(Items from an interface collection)
__________________________________________________
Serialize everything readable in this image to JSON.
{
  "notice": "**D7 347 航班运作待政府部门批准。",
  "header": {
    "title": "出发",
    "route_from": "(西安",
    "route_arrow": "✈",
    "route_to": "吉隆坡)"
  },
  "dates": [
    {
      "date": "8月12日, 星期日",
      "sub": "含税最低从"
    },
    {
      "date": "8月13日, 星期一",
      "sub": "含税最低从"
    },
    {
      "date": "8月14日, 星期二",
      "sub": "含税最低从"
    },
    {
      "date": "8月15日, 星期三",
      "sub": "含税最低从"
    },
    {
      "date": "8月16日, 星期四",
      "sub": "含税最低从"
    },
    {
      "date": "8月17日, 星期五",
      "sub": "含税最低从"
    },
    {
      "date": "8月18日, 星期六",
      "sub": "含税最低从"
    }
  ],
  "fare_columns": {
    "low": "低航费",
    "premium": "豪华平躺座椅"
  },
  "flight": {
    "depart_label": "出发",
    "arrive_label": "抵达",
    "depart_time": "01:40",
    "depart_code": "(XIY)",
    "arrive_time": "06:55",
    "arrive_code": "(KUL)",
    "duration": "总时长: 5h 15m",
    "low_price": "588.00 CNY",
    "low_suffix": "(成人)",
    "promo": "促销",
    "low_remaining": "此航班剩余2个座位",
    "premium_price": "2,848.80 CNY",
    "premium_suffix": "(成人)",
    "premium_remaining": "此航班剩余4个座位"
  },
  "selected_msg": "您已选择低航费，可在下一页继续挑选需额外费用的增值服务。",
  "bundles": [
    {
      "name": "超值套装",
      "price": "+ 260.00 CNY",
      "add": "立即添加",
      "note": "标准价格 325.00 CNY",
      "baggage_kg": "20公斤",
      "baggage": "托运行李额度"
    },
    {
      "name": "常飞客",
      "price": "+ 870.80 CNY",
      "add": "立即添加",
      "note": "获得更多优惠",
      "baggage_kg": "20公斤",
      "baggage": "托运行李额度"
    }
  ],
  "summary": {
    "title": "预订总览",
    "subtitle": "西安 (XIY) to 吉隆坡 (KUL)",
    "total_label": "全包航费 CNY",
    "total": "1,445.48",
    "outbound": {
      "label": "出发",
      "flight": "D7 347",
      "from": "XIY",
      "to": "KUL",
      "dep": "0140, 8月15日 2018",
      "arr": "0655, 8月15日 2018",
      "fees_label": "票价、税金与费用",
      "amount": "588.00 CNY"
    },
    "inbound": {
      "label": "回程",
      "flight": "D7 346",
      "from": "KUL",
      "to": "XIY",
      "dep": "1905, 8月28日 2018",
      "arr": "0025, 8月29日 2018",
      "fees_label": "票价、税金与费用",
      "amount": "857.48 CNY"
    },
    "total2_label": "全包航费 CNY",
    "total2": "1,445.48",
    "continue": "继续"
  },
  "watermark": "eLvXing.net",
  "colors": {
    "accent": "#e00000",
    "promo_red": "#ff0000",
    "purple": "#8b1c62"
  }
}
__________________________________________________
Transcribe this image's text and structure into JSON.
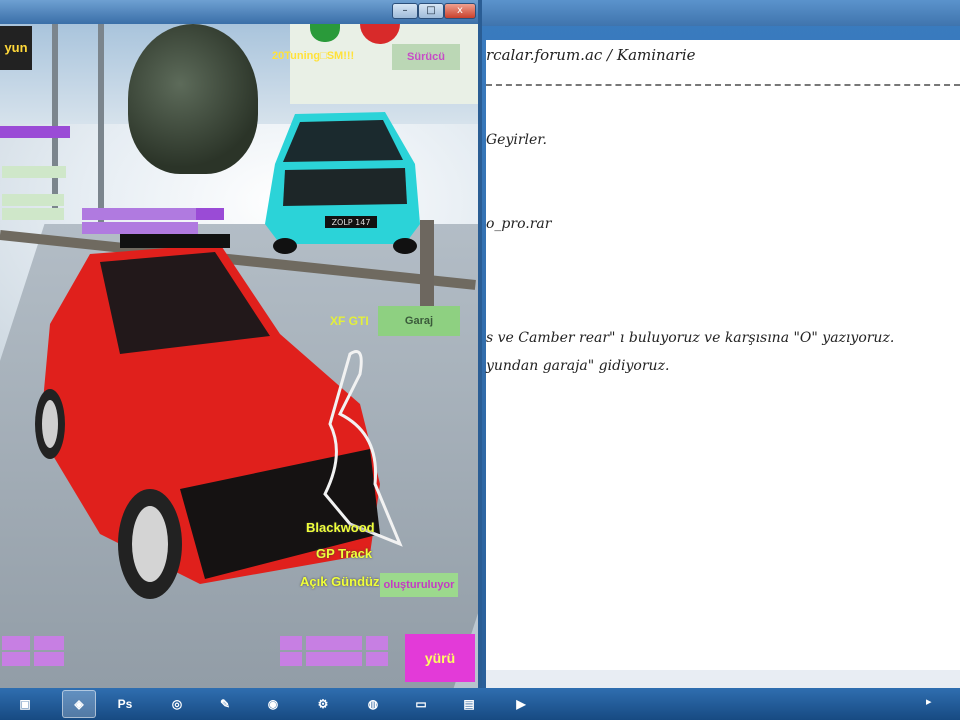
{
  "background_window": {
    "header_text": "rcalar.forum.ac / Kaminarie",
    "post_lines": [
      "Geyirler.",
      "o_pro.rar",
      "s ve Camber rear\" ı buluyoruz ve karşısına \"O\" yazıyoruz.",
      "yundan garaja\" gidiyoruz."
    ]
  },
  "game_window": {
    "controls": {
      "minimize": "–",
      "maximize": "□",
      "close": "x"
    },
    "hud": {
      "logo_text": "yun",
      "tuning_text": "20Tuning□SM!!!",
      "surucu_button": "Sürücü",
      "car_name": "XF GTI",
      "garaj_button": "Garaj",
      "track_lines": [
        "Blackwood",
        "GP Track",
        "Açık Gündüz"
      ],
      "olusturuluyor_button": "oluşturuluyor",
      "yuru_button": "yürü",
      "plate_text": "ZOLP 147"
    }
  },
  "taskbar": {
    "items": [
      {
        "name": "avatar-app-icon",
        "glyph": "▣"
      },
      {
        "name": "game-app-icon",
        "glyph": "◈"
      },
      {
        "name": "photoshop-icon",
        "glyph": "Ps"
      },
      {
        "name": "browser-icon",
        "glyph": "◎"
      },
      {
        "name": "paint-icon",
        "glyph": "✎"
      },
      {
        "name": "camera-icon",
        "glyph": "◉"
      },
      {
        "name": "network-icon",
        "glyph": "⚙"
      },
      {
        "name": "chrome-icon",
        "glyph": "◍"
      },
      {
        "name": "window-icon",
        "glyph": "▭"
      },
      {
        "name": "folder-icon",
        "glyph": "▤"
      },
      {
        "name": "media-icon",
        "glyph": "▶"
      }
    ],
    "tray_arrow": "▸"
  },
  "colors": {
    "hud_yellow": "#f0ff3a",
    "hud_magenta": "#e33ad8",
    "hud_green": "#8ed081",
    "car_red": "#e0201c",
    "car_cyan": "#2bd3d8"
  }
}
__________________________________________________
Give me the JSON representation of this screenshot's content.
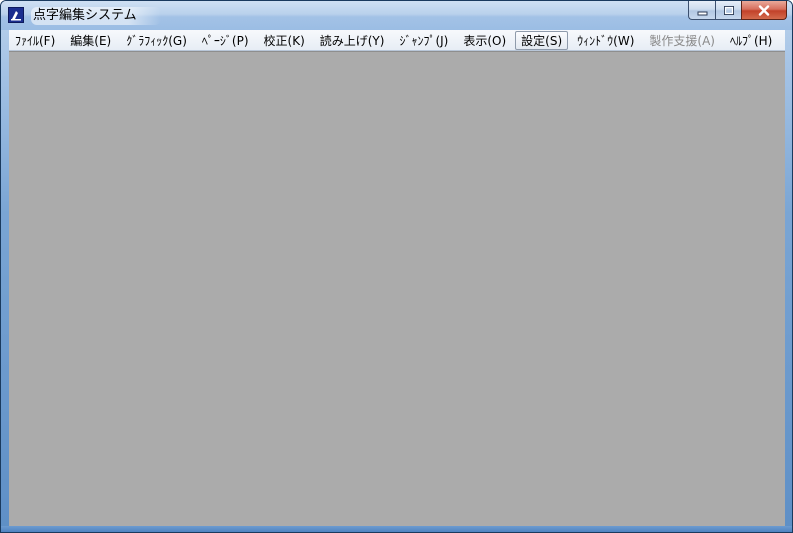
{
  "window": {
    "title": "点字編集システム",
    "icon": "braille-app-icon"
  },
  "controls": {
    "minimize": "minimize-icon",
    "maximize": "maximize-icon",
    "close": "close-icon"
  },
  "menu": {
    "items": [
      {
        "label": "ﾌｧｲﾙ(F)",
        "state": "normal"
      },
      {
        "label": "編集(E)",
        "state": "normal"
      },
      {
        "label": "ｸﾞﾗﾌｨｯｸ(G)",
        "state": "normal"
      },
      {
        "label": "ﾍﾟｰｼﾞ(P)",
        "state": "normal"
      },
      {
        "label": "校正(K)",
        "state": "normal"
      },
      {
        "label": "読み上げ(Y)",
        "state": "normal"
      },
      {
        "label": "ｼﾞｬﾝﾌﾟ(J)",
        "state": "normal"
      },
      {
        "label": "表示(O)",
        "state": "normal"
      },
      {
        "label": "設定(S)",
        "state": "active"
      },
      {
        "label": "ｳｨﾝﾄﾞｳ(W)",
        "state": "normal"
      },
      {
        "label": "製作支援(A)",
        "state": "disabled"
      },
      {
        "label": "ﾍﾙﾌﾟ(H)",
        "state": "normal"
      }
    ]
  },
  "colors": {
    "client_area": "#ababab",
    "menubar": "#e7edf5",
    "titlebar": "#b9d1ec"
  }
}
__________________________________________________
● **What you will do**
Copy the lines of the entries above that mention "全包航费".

● **Exercise answer**
    "total_label": "全包航费 CNY",
    "total2_label": "全包航费 CNY",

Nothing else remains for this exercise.